By M. Scott Morris/NEMS Daily Journal
TUPELO – Shades of gray with a few streaks of color earned Larkin Hudson a trip to New York City.
A rising senior at Tupelo High School, Hudson, 17, found a pack of gray-scale markers at an art supply store and decided to play around with them.
“You can get different shadings and stuff. That’s the only time I’d ever used them, I think,” he said. “I worked on it for a long time, a couple of months, but I didn’t work on it every day.”
It was a tedious process, as Hudson worked line-by-line to render a self portrait that he eventually named “Rasta Dreams.”
“You definitely get lost in it when you’re working on a piece for so long,” he said. “It’s work, for sure, but it’s rewarding. It’s really meditative. You think you’ve been working for five minutes and you look up and it’s been five hours.”
Sometimes, he creates with a musical soundtrack in the background, “but silence is good, too,” Hudson said.
His finished piece was a regional winner of the Scholastic Art and Writing Awards, and then it won Hudson a nationwide American Visions Award.

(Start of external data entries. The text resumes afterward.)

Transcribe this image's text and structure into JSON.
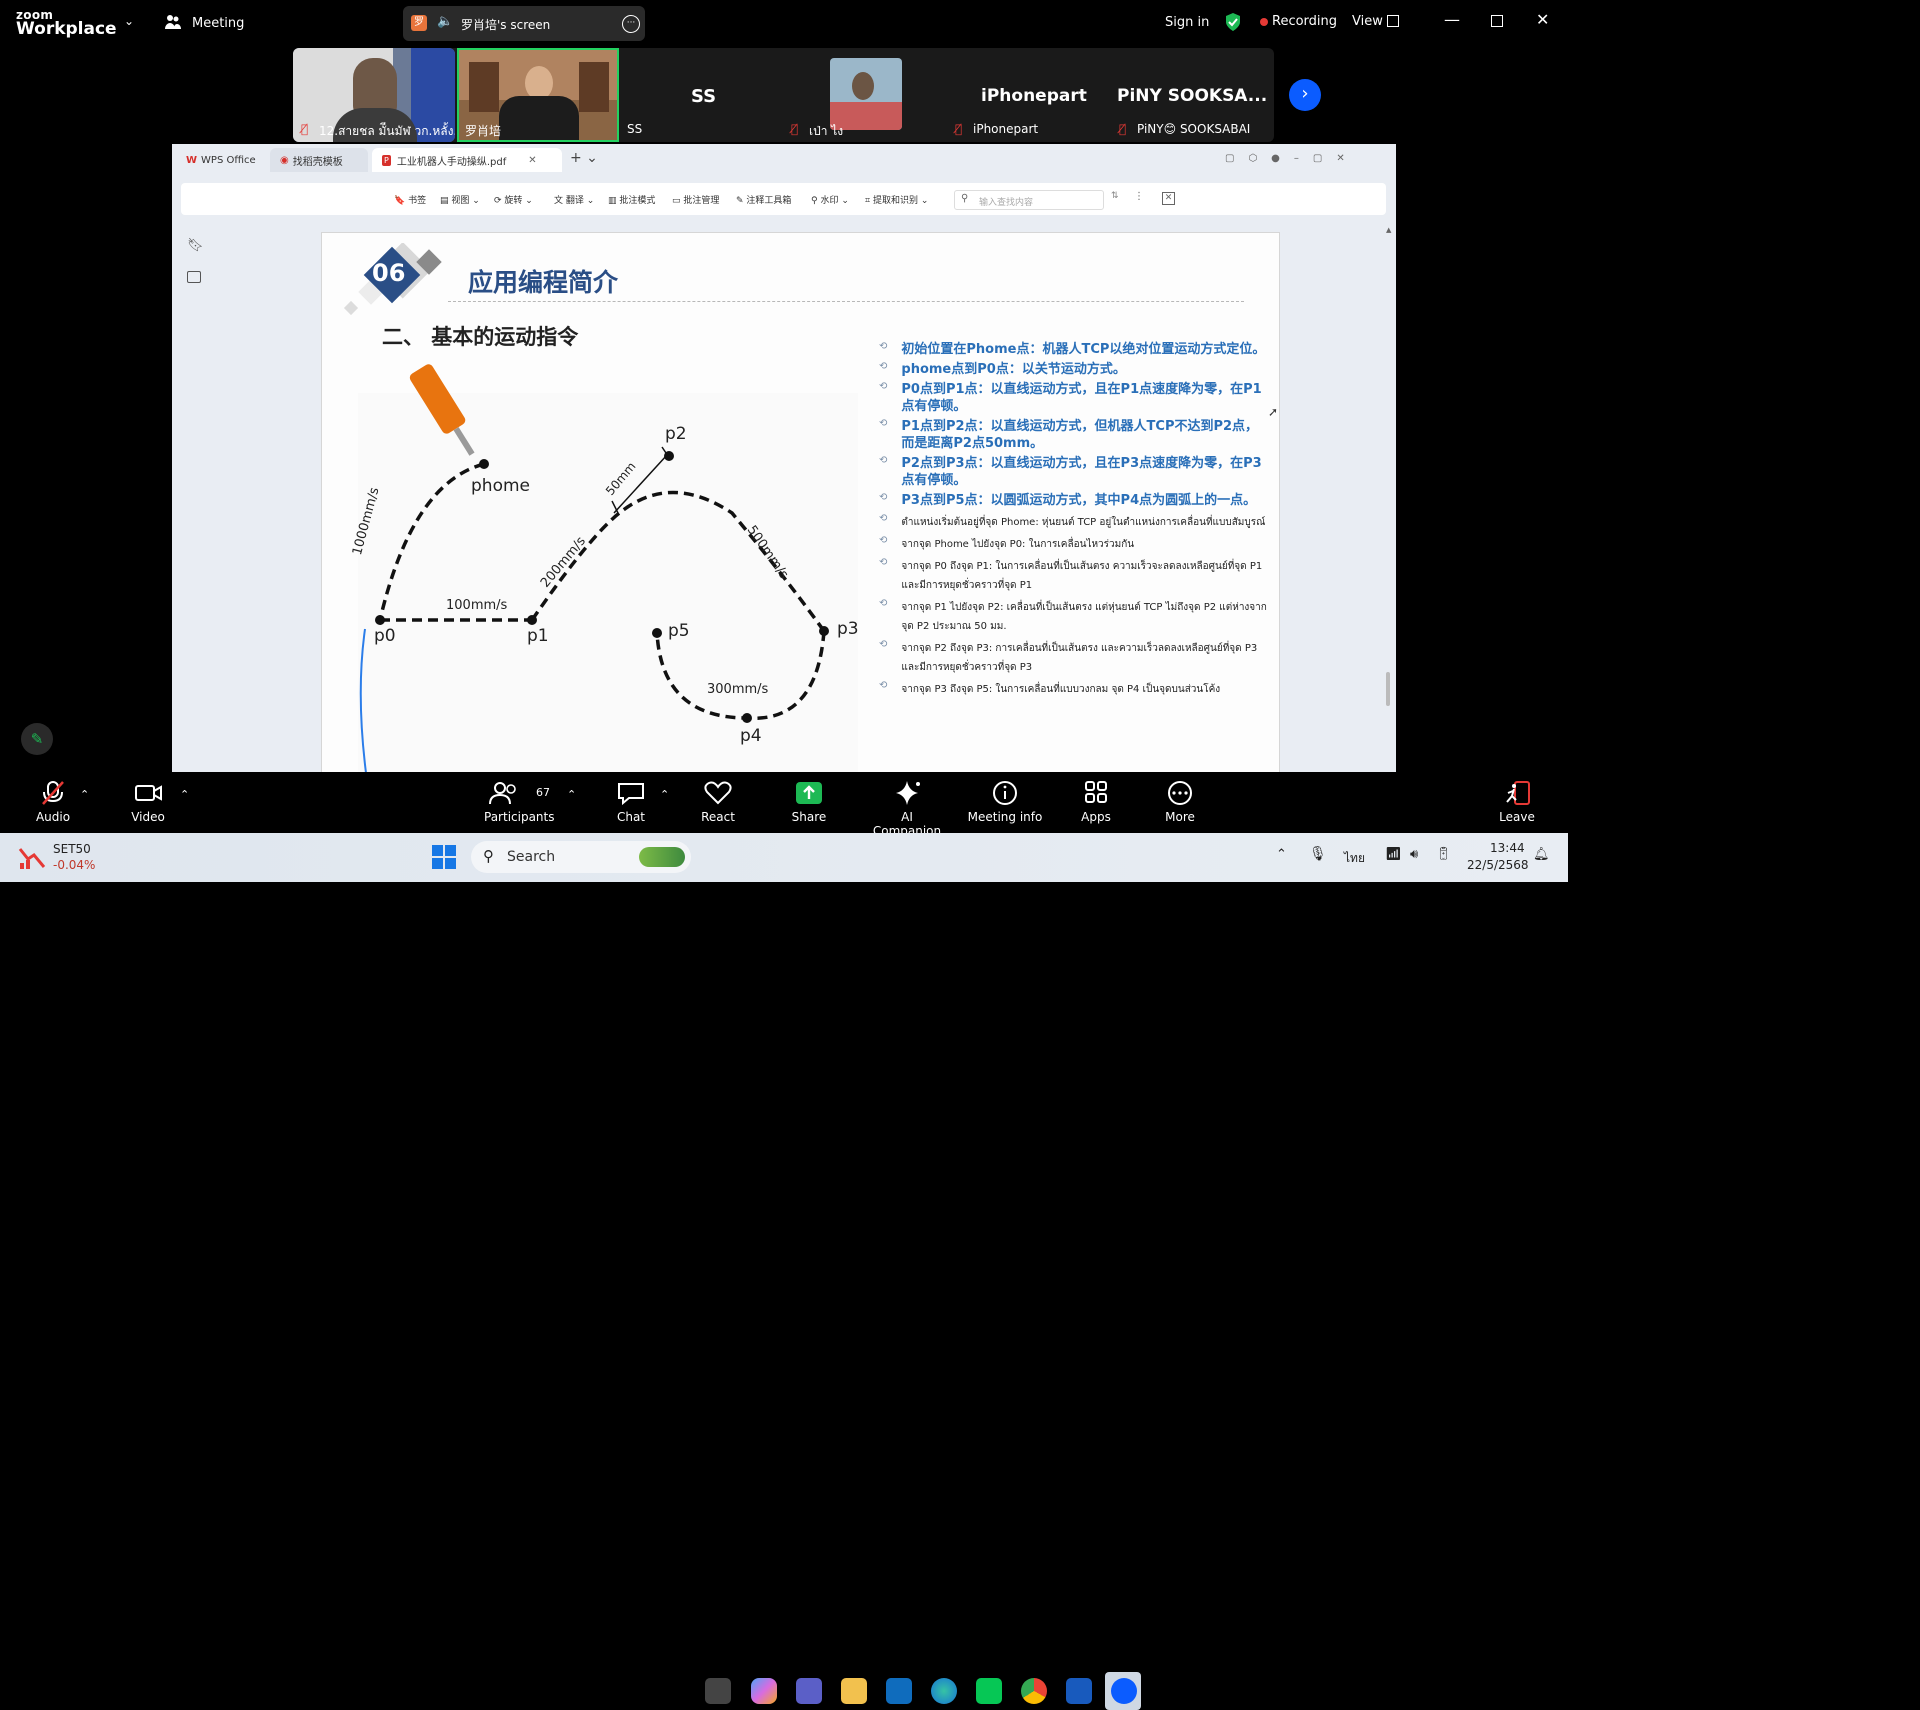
{
  "app": {
    "logo_top": "zoom",
    "logo_bottom": "Workplace",
    "meeting_label": "Meeting",
    "share_title": "罗肖培's screen",
    "sign_in": "Sign in",
    "recording": "Recording",
    "view": "View"
  },
  "thumbnails": [
    {
      "name": "12.สายชล มัีนมัฬ วก.หลั้ง...",
      "muted": true
    },
    {
      "name": "罗肖培",
      "muted": true,
      "active": true
    },
    {
      "name": "SS",
      "big": "SS",
      "muted": false
    },
    {
      "name": "เป่า ไง",
      "muted": true
    },
    {
      "name": "iPhonepart",
      "big": "iPhonepart",
      "muted": true
    },
    {
      "name": "PiNY😊 SOOKSABAI",
      "big": "PiNY󠁿 SOOKSA...",
      "muted": true
    }
  ],
  "wps": {
    "tabs": [
      "WPS Office",
      "找稻壳模板",
      "工业机器人手动操纵.pdf"
    ],
    "tools": [
      "书签",
      "视图",
      "旋转",
      "翻译",
      "批注模式",
      "批注管理",
      "注释工具箱",
      "水印",
      "提取和识别"
    ],
    "search_placeholder": "输入查找内容"
  },
  "slide": {
    "number": "06",
    "title": "应用编程简介",
    "subtitle": "二、 基本的运动指令",
    "diagram": {
      "points": [
        "phome",
        "p0",
        "p1",
        "p2",
        "p3",
        "p4",
        "p5"
      ],
      "speeds": [
        "1000mm/s",
        "100mm/s",
        "200mm/s",
        "50mm",
        "500mm/s",
        "300mm/s"
      ]
    },
    "bullets_cn": [
      "初始位置在Phome点：机器人TCP以绝对位置运动方式定位。",
      "phome点到P0点：以关节运动方式。",
      "P0点到P1点：以直线运动方式，且在P1点速度降为零，在P1点有停顿。",
      "P1点到P2点：以直线运动方式，但机器人TCP不达到P2点，而是距离P2点50mm。",
      "P2点到P3点：以直线运动方式，且在P3点速度降为零，在P3点有停顿。",
      "P3点到P5点：以圆弧运动方式，其中P4点为圆弧上的一点。"
    ],
    "bullets_th": [
      "ตำแหน่งเริ่มต้นอยู่ที่จุด Phome: หุ่นยนต์ TCP อยู่ในตำแหน่งการเคลื่อนที่แบบสัมบูรณ์",
      "จากจุด Phome ไปยังจุด P0: ในการเคลื่อนไหวร่วมกัน",
      "จากจุด P0 ถึงจุด P1: ในการเคลื่อนที่เป็นเส้นตรง ความเร็วจะลดลงเหลือศูนย์ที่จุด P1 และมีการหยุดชั่วคราวที่จุด P1",
      "จากจุด P1 ไปยังจุด P2: เคลื่อนที่เป็นเส้นตรง แต่หุ่นยนต์ TCP ไม่ถึงจุด P2 แต่ห่างจากจุด P2 ประมาณ 50 มม.",
      "จากจุด P2 ถึงจุด P3: การเคลื่อนที่เป็นเส้นตรง และความเร็วลดลงเหลือศูนย์ที่จุด P3 และมีการหยุดชั่วคราวที่จุด P3",
      "จากจุด P3 ถึงจุด P5: ในการเคลื่อนที่แบบวงกลม จุด P4 เป็นจุดบนส่วนโค้ง"
    ]
  },
  "controls": {
    "audio": "Audio",
    "video": "Video",
    "participants": "Participants",
    "participants_count": "67",
    "chat": "Chat",
    "react": "React",
    "share": "Share",
    "ai": "AI Companion",
    "info": "Meeting info",
    "apps": "Apps",
    "more": "More",
    "leave": "Leave"
  },
  "taskbar": {
    "stock_name": "SET50",
    "stock_change": "-0.04%",
    "search": "Search",
    "lang": "ไทย",
    "time": "13:44",
    "date": "22/5/2568"
  },
  "colors": {
    "accent": "#2a6fb8",
    "zoom_blue": "#0b5cff",
    "green": "#1db954",
    "red": "#e53935"
  }
}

On May 31, he and his family had seats in Carnegie Hall with other winners and their families. He officially joined the company of past winners Truman Capote (1932), Richard Avedon (1941), Andy Warhol (ca. 1945), Sylvia Plath (1947) and Robert Redford (1954).
It was the 90th anniversary of the Scholastic Art and Writing Awards, which were founded to give young artists and writers the type of recognition often reserved for athletes.
“The Empire State Building was lit gold in honor of the Scholastic Awards,” Hudson said. “We went by at night. It’s usually red, white and blue, but it was gold. That was cool.”
“Rasta Dreams” was on display at the Pratt Manhattan Gallery, so art lovers could get up-close views of his achievement.
“It was exciting to see it there with all the other art,” he said.
He also was impressed with the public art and graffiti he saw around the Big Apple.
“It’s definitely overwhelming in the city. I loved it, but it was a little too concrete,” said Hudson, adding that he gets most of his ideas for art projects when he’s outside enjoying nature.
Hudson’s road to New York and the Scholastic Art and Writing Awards began years ago, when he developed a child’s affinity for drawing that grew into a full-blown talent with encouragement from his parents and teachers.
There’s little doubt art will be part of his life as he moves forward, though the details are still in flux. He has a variety of colleges and careers to consider.
“Figuring out who I am as an artist, I’m still working it out, which is normal for a high school student,” Hudson said. “I’m just figuring out my niche in the art world.”